One change allows decisive power based on economic factors, meaning that habitats with lower revenues may find themselves on the chopping block based as much on fiduciary merit as on scientific or biological factors. Another critical change eliminates climate change as a factor in determining a species’ threat level. For a species that is entirely contained on a tiny speck of rock in the vast ocean though, the threat of encroaching waters, higher tides, beach erosion and increasingly dangerous storms is very real.

Unfortunately, a “three-year plan” doesn’t mean that the clock starts today and runs through 2022. 2019 is simply the date of the “proposed rule,” or the year that it was publicly listed in the Federal Register. For Key deer, the final decision is slated for fiscal year 2020. At that point the proposal will either pass or be withdrawn (based partially on public comment and review). If it passes, Key deer will be delisted, losing all protections that are engendered under the ESA. 

Those skinny gams and doe eyes shouldn’t fool anyone though — Key deer are fighters. The population has hung on, clinging to life despite the odds. The species was nearly obliterated in the 1930s to ’50s due to overhunting, but bounced back thanks to legislative protections. More recently, Key deer survived a devastating screwworm epidemic, a major hurricane and the constant onslaught of vehicular traffic on U.S. 1. 

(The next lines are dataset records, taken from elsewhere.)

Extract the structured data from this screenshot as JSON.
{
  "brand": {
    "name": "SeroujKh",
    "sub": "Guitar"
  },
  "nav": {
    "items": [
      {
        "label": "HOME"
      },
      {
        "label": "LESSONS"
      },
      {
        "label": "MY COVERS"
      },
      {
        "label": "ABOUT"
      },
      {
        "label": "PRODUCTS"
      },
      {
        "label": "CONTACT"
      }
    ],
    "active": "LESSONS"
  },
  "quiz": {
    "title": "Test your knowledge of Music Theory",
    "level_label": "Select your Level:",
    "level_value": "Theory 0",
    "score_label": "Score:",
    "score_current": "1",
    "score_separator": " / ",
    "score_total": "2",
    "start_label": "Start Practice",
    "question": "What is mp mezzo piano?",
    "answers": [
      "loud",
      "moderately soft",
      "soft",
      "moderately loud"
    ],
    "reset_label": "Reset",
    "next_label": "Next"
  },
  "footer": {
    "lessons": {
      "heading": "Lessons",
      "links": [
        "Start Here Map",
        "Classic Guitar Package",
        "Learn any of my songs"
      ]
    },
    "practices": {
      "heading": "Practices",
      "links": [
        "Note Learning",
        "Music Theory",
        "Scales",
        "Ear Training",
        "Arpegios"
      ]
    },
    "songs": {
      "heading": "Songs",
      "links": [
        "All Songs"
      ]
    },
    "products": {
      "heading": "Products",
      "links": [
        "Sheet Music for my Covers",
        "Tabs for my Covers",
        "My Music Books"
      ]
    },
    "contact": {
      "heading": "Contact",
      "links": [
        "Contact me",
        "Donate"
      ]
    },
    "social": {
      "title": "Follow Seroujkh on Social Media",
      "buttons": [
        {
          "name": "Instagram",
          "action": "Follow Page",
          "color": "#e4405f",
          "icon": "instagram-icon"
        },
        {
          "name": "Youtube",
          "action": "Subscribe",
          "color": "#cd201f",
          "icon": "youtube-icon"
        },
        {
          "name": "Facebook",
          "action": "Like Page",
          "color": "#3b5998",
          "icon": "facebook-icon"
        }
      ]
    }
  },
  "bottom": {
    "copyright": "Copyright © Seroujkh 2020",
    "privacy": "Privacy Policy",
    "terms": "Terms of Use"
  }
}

The resilience of a species can only go so far without human intervention, though. If Key deer do lose their status, the onus will fall to citizens, volunteers and nonprofit groups, like Save Our Key Deer (SOKD), which was formed in 2016 by volunteers who worked with the U.S. Department of Agriculture to address the screwworm outbreak. The organization’s broader mission is “to advocate on behalf of the Florida Key deer population to ensure they receive ethical treatment and protection and to reduce human-caused illness, injury and death.” Even in the best circumstances, it’s a gargantuan task for a small organization to ensure the well-being of an entire species in perpetuity. 

A tender moment between a fawn and its mother. VALERIE PREZIOSI/Contributed

In a public statement released on Aug. 14, Valerie Preziosi, president of SOKD, denounced the latest ESA changes, citing the rhetoric on economic impact and climate change as “intentionally vague.” 

“We should be noble enough to put survival of animal species over simple, selfish economic gain. In the Keys, this aspect seems trivial since other concerns have frozen land development expansion, the drastic loss of deer habitat has been well documented, and, if anything, the Key deer habitat section of the Keys is experiencing an economic downfall unrelated to the deer.” Preziosi sees the elimination of climate change as a qualifying factor for endangered status as equally detrimental. “‘Foreseeable future’ in the Keys means a much shorter time span than in a place like Arizona,” said Preziosi, “Our Key Deer were officially put on the Endangered Species list in 1967 and the major reason is linked to its very limited habitat range. And their habitat is shrinking. The edges of the fresh water lenses are becoming more contaminated with sea water and even the foliage on the peripheral edges have changed to more salt-tolerant plants unsuitable for Key deer food.” 

No doubt, the metrics are incongruous. Whatever these latest studies reveal, Key deer have not crossed the finish line by any estimation. The removal of climate change and the addition of economic impact as deciding factors have falsely moved the finish line closer, allowing space for statistical shifts based on federal motivations, as opposed to quantifiable scientific research. It’s grading on a curve, at its most detrimental. 

At this stage, individuals can still help steer the conversation by making their voices heard. Warrens encourages concerned citizens to present tangible observations, not just emotional appeals. “We need information that is scientific”, said Warrens, adding that Keys residents may want to share notes about traffic, habitat and other factors that are easily observed in their own backyards. 

Fish and Wildlife Service Public Meeting
Marathon Government Center
2798 Overseas Hwy
Thursday, Aug. 22, 6 p.m.

National Key Deer Refuge Visitor Center
179 Key Deer Blvd.
Big Pine Key
open Monday-Saturday, 10 a.m. to 3 p.m.

Save Our Key Deer
memberships start at $15